== YOUR OBJECTIVE ==
Quote the records in full and leave their pictures out.

== DATA SECTION ==
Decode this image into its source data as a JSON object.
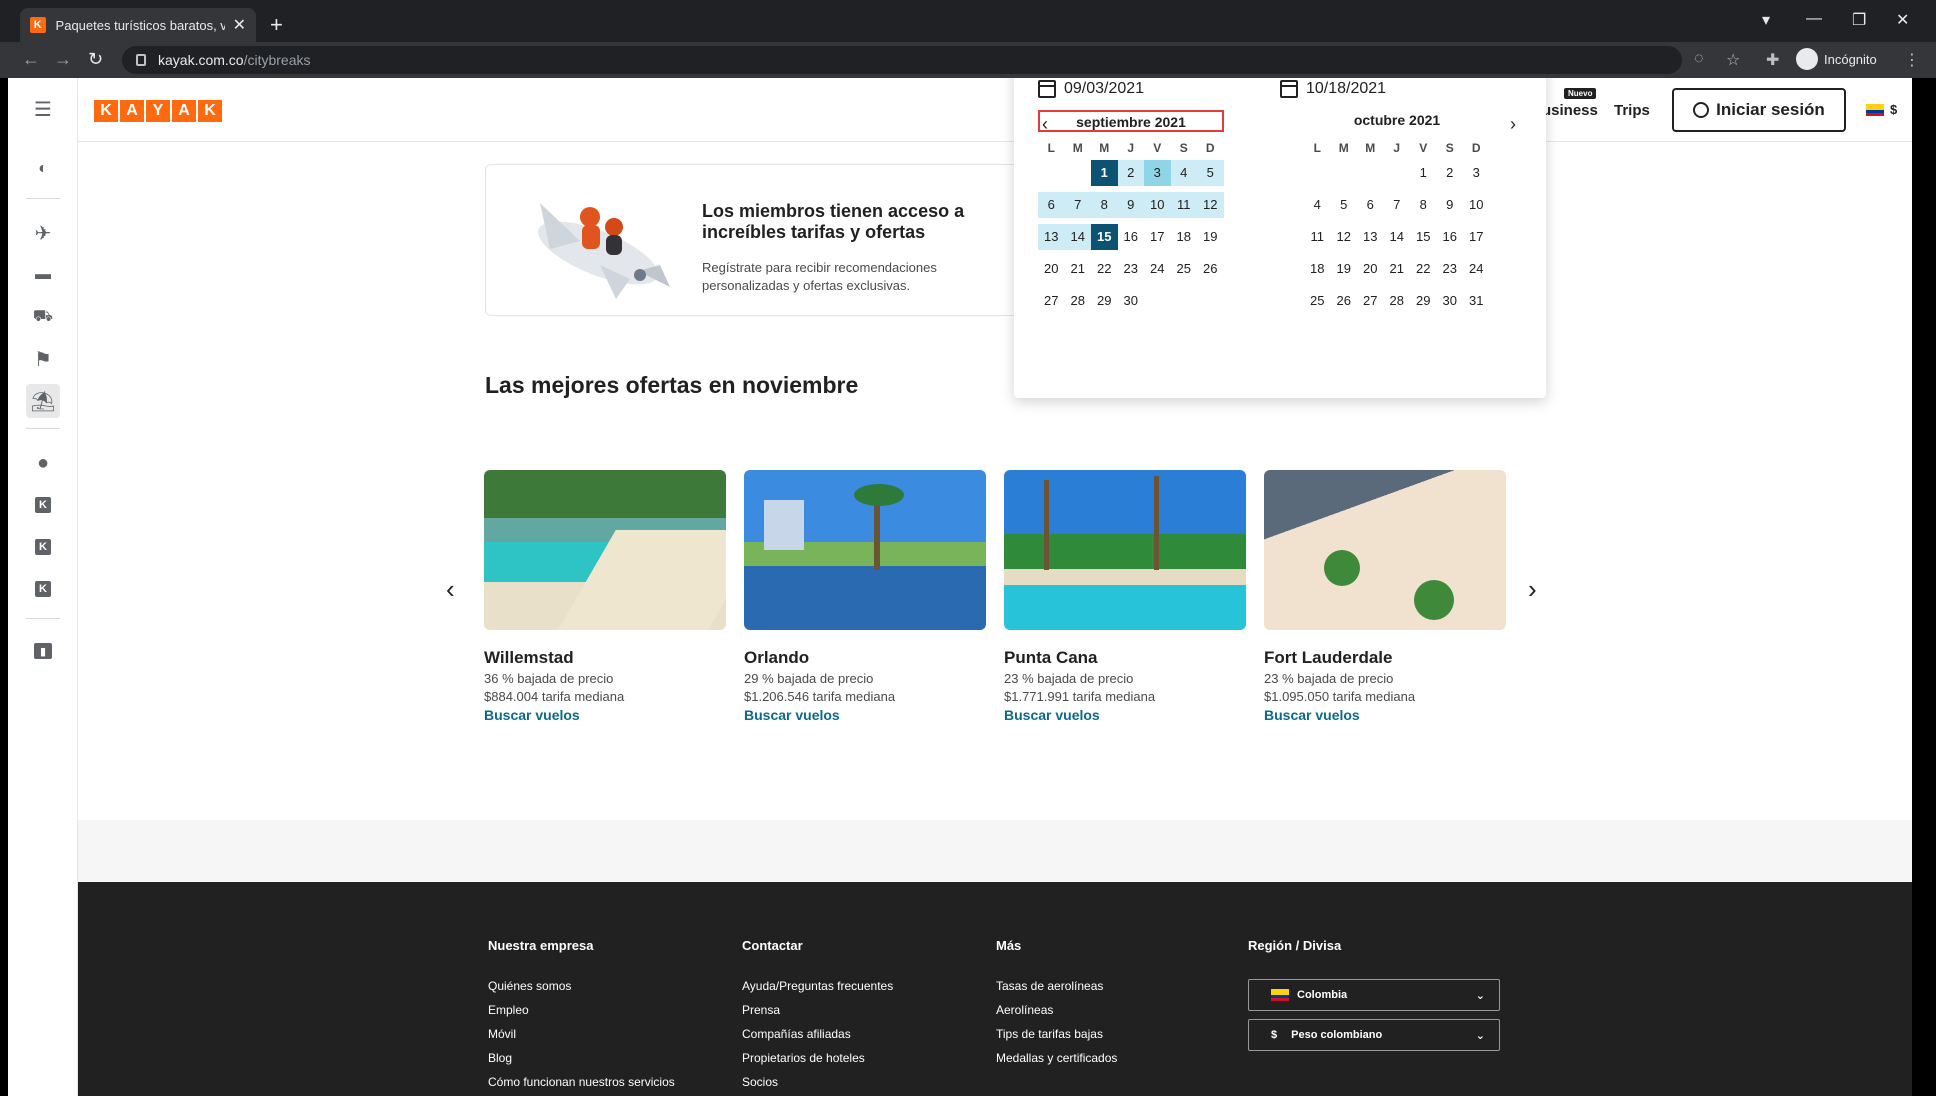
{
  "browser": {
    "tab_title": "Paquetes turísticos baratos, vuelo",
    "tab_close": "✕",
    "new_tab": "+",
    "url_host": "kayak.com.co",
    "url_path": "/citybreaks",
    "profile": "Incógnito"
  },
  "header": {
    "logo": [
      "K",
      "A",
      "Y",
      "A",
      "K"
    ],
    "new_badge": "Nuevo",
    "business": "usiness",
    "trips": "Trips",
    "signin": "Iniciar sesión",
    "currency": "$"
  },
  "member": {
    "title": "Los miembros tienen acceso a increíbles tarifas y ofertas",
    "text": "Regístrate para recibir recomendaciones personalizadas y ofertas exclusivas."
  },
  "calendar": {
    "start_date": "09/03/2021",
    "end_date": "10/18/2021",
    "dow": [
      "L",
      "M",
      "M",
      "J",
      "V",
      "S",
      "D"
    ],
    "months": [
      {
        "title": "septiembre 2021",
        "weeks": [
          [
            {
              "v": ""
            },
            {
              "v": ""
            },
            {
              "v": "1",
              "s": "d"
            },
            {
              "v": "2",
              "s": "r"
            },
            {
              "v": "3",
              "s": "x"
            },
            {
              "v": "4",
              "s": "r"
            },
            {
              "v": "5",
              "s": "r"
            }
          ],
          [
            {
              "v": "6",
              "s": "r"
            },
            {
              "v": "7",
              "s": "r"
            },
            {
              "v": "8",
              "s": "r"
            },
            {
              "v": "9",
              "s": "r"
            },
            {
              "v": "10",
              "s": "r"
            },
            {
              "v": "11",
              "s": "r"
            },
            {
              "v": "12",
              "s": "r"
            }
          ],
          [
            {
              "v": "13",
              "s": "r"
            },
            {
              "v": "14",
              "s": "r"
            },
            {
              "v": "15",
              "s": "d"
            },
            {
              "v": "16"
            },
            {
              "v": "17"
            },
            {
              "v": "18"
            },
            {
              "v": "19"
            }
          ],
          [
            {
              "v": "20"
            },
            {
              "v": "21"
            },
            {
              "v": "22"
            },
            {
              "v": "23"
            },
            {
              "v": "24"
            },
            {
              "v": "25"
            },
            {
              "v": "26"
            }
          ],
          [
            {
              "v": "27"
            },
            {
              "v": "28"
            },
            {
              "v": "29"
            },
            {
              "v": "30"
            },
            {
              "v": ""
            },
            {
              "v": ""
            },
            {
              "v": ""
            }
          ]
        ]
      },
      {
        "title": "octubre 2021",
        "weeks": [
          [
            {
              "v": ""
            },
            {
              "v": ""
            },
            {
              "v": ""
            },
            {
              "v": ""
            },
            {
              "v": "1"
            },
            {
              "v": "2"
            },
            {
              "v": "3"
            }
          ],
          [
            {
              "v": "4"
            },
            {
              "v": "5"
            },
            {
              "v": "6"
            },
            {
              "v": "7"
            },
            {
              "v": "8"
            },
            {
              "v": "9"
            },
            {
              "v": "10"
            }
          ],
          [
            {
              "v": "11"
            },
            {
              "v": "12"
            },
            {
              "v": "13"
            },
            {
              "v": "14"
            },
            {
              "v": "15"
            },
            {
              "v": "16"
            },
            {
              "v": "17"
            }
          ],
          [
            {
              "v": "18"
            },
            {
              "v": "19"
            },
            {
              "v": "20"
            },
            {
              "v": "21"
            },
            {
              "v": "22"
            },
            {
              "v": "23"
            },
            {
              "v": "24"
            }
          ],
          [
            {
              "v": "25"
            },
            {
              "v": "26"
            },
            {
              "v": "27"
            },
            {
              "v": "28"
            },
            {
              "v": "29"
            },
            {
              "v": "30"
            },
            {
              "v": "31"
            }
          ]
        ]
      }
    ]
  },
  "deals": {
    "title": "Las mejores ofertas en noviembre",
    "items": [
      {
        "city": "Willemstad",
        "drop": "36 % bajada de precio",
        "price": "$884.004 tarifa mediana",
        "link": "Buscar vuelos",
        "theme": "beach-crowd"
      },
      {
        "city": "Orlando",
        "drop": "29 % bajada de precio",
        "price": "$1.206.546 tarifa mediana",
        "link": "Buscar vuelos",
        "theme": "lake-palms"
      },
      {
        "city": "Punta Cana",
        "drop": "23 % bajada de precio",
        "price": "$1.771.991 tarifa mediana",
        "link": "Buscar vuelos",
        "theme": "pool-palms"
      },
      {
        "city": "Fort Lauderdale",
        "drop": "23 % bajada de precio",
        "price": "$1.095.050 tarifa mediana",
        "link": "Buscar vuelos",
        "theme": "aerial-palms"
      }
    ]
  },
  "footer": {
    "cols": [
      {
        "title": "Nuestra empresa",
        "links": [
          "Quiénes somos",
          "Empleo",
          "Móvil",
          "Blog",
          "Cómo funcionan nuestros servicios"
        ]
      },
      {
        "title": "Contactar",
        "links": [
          "Ayuda/Preguntas frecuentes",
          "Prensa",
          "Compañías afiliadas",
          "Propietarios de hoteles",
          "Socios"
        ]
      },
      {
        "title": "Más",
        "links": [
          "Tasas de aerolíneas",
          "Aerolíneas",
          "Tips de tarifas bajas",
          "Medallas y certificados"
        ]
      }
    ],
    "region_title": "Región / Divisa",
    "country": "Colombia",
    "currency_symbol": "$",
    "currency_name": "Peso colombiano"
  },
  "colors": {
    "brand": "#ff690f",
    "selected_day": "#0c5272",
    "range": "#cdecf5",
    "link": "#0a6a8c"
  }
}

== WRITTEN ANSWER ==
Decode this image into its source data as a JSON object.
{
  "browser": {
    "tab_title": "Paquetes turísticos baratos, vuelo",
    "tab_close": "✕",
    "new_tab": "+",
    "url_host": "kayak.com.co",
    "url_path": "/citybreaks",
    "profile": "Incógnito"
  },
  "header": {
    "logo": [
      "K",
      "A",
      "Y",
      "A",
      "K"
    ],
    "new_badge": "Nuevo",
    "business": "usiness",
    "trips": "Trips",
    "signin": "Iniciar sesión",
    "currency": "$"
  },
  "member": {
    "title": "Los miembros tienen acceso a increíbles tarifas y ofertas",
    "text": "Regístrate para recibir recomendaciones personalizadas y ofertas exclusivas."
  },
  "calendar": {
    "start_date": "09/03/2021",
    "end_date": "10/18/2021",
    "dow": [
      "L",
      "M",
      "M",
      "J",
      "V",
      "S",
      "D"
    ],
    "months": [
      {
        "title": "septiembre 2021",
        "weeks": [
          [
            {
              "v": ""
            },
            {
              "v": ""
            },
            {
              "v": "1",
              "s": "d"
            },
            {
              "v": "2",
              "s": "r"
            },
            {
              "v": "3",
              "s": "x"
            },
            {
              "v": "4",
              "s": "r"
            },
            {
              "v": "5",
              "s": "r"
            }
          ],
          [
            {
              "v": "6",
              "s": "r"
            },
            {
              "v": "7",
              "s": "r"
            },
            {
              "v": "8",
              "s": "r"
            },
            {
              "v": "9",
              "s": "r"
            },
            {
              "v": "10",
              "s": "r"
            },
            {
              "v": "11",
              "s": "r"
            },
            {
              "v": "12",
              "s": "r"
            }
          ],
          [
            {
              "v": "13",
              "s": "r"
            },
            {
              "v": "14",
              "s": "r"
            },
            {
              "v": "15",
              "s": "d"
            },
            {
              "v": "16"
            },
            {
              "v": "17"
            },
            {
              "v": "18"
            },
            {
              "v": "19"
            }
          ],
          [
            {
              "v": "20"
            },
            {
              "v": "21"
            },
            {
              "v": "22"
            },
            {
              "v": "23"
            },
            {
              "v": "24"
            },
            {
              "v": "25"
            },
            {
              "v": "26"
            }
          ],
          [
            {
              "v": "27"
            },
            {
              "v": "28"
            },
            {
              "v": "29"
            },
            {
              "v": "30"
            },
            {
              "v": ""
            },
            {
              "v": ""
            },
            {
              "v": ""
            }
          ]
        ]
      },
      {
        "title": "octubre 2021",
        "weeks": [
          [
            {
              "v": ""
            },
            {
              "v": ""
            },
            {
              "v": ""
            },
            {
              "v": ""
            },
            {
              "v": "1"
            },
            {
              "v": "2"
            },
            {
              "v": "3"
            }
          ],
          [
            {
              "v": "4"
            },
            {
              "v": "5"
            },
            {
              "v": "6"
            },
            {
              "v": "7"
            },
            {
              "v": "8"
            },
            {
              "v": "9"
            },
            {
              "v": "10"
            }
          ],
          [
            {
              "v": "11"
            },
            {
              "v": "12"
            },
            {
              "v": "13"
            },
            {
              "v": "14"
            },
            {
              "v": "15"
            },
            {
              "v": "16"
            },
            {
              "v": "17"
            }
          ],
          [
            {
              "v": "18"
            },
            {
              "v": "19"
            },
            {
              "v": "20"
            },
            {
              "v": "21"
            },
            {
              "v": "22"
            },
            {
              "v": "23"
            },
            {
              "v": "24"
            }
          ],
          [
            {
              "v": "25"
            },
            {
              "v": "26"
            },
            {
              "v": "27"
            },
            {
              "v": "28"
            },
            {
              "v": "29"
            },
            {
              "v": "30"
            },
            {
              "v": "31"
            }
          ]
        ]
      }
    ]
  },
  "deals": {
    "title": "Las mejores ofertas en noviembre",
    "items": [
      {
        "city": "Willemstad",
        "drop": "36 % bajada de precio",
        "price": "$884.004 tarifa mediana",
        "link": "Buscar vuelos",
        "theme": "beach-crowd"
      },
      {
        "city": "Orlando",
        "drop": "29 % bajada de precio",
        "price": "$1.206.546 tarifa mediana",
        "link": "Buscar vuelos",
        "theme": "lake-palms"
      },
      {
        "city": "Punta Cana",
        "drop": "23 % bajada de precio",
        "price": "$1.771.991 tarifa mediana",
        "link": "Buscar vuelos",
        "theme": "pool-palms"
      },
      {
        "city": "Fort Lauderdale",
        "drop": "23 % bajada de precio",
        "price": "$1.095.050 tarifa mediana",
        "link": "Buscar vuelos",
        "theme": "aerial-palms"
      }
    ]
  },
  "footer": {
    "cols": [
      {
        "title": "Nuestra empresa",
        "links": [
          "Quiénes somos",
          "Empleo",
          "Móvil",
          "Blog",
          "Cómo funcionan nuestros servicios"
        ]
      },
      {
        "title": "Contactar",
        "links": [
          "Ayuda/Preguntas frecuentes",
          "Prensa",
          "Compañías afiliadas",
          "Propietarios de hoteles",
          "Socios"
        ]
      },
      {
        "title": "Más",
        "links": [
          "Tasas de aerolíneas",
          "Aerolíneas",
          "Tips de tarifas bajas",
          "Medallas y certificados"
        ]
      }
    ],
    "region_title": "Región / Divisa",
    "country": "Colombia",
    "currency_symbol": "$",
    "currency_name": "Peso colombiano"
  },
  "colors": {
    "brand": "#ff690f",
    "selected_day": "#0c5272",
    "range": "#cdecf5",
    "link": "#0a6a8c"
  }
}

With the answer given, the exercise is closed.